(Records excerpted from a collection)
________________________________________
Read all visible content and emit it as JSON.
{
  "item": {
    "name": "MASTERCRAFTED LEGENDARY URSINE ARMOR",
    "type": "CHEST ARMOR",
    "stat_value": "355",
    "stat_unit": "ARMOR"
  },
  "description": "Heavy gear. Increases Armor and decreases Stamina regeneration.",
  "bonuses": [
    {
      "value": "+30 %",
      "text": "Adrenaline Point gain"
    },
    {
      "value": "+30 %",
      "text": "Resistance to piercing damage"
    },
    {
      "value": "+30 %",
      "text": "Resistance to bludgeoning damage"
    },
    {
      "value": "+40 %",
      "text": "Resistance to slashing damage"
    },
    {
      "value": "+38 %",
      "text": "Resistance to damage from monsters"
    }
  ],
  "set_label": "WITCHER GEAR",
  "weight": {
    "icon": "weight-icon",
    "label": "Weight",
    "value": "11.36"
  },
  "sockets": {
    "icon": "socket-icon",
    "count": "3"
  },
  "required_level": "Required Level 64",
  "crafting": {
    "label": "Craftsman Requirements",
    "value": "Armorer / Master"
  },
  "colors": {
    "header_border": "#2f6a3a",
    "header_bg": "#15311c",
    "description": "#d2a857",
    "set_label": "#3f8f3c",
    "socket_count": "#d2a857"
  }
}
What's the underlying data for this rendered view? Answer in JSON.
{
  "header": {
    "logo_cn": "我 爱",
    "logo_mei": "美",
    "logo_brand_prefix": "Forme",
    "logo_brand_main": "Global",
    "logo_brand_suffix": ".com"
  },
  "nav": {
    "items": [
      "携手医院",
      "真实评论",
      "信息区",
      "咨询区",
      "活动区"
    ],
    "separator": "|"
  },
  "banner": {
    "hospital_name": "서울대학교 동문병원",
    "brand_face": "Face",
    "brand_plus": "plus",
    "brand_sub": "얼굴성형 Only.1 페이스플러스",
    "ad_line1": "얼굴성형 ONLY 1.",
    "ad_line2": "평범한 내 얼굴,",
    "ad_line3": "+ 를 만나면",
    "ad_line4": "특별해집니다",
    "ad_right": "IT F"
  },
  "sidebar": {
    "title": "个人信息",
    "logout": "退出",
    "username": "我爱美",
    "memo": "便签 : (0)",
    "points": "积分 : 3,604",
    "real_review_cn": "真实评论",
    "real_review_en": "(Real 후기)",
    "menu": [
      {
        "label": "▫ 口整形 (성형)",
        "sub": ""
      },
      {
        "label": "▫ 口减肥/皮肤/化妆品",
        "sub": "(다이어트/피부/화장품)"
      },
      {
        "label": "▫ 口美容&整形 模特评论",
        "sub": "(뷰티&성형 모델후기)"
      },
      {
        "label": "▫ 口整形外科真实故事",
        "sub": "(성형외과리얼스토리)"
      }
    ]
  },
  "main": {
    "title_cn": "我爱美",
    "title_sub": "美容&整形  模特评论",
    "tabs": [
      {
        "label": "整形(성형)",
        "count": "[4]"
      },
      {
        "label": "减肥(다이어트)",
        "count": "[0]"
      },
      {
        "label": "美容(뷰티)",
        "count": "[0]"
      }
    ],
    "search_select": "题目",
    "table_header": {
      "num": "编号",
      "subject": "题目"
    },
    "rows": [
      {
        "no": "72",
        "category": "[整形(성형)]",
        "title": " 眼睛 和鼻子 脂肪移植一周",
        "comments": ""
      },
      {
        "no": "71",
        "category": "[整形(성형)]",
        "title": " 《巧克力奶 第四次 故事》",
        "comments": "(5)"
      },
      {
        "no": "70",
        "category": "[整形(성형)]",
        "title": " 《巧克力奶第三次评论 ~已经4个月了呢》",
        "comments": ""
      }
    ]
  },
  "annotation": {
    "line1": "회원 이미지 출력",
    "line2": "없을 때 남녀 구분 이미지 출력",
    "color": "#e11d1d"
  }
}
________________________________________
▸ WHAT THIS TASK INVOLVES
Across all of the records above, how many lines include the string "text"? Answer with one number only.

▸ EXERCISE SOLUTION
5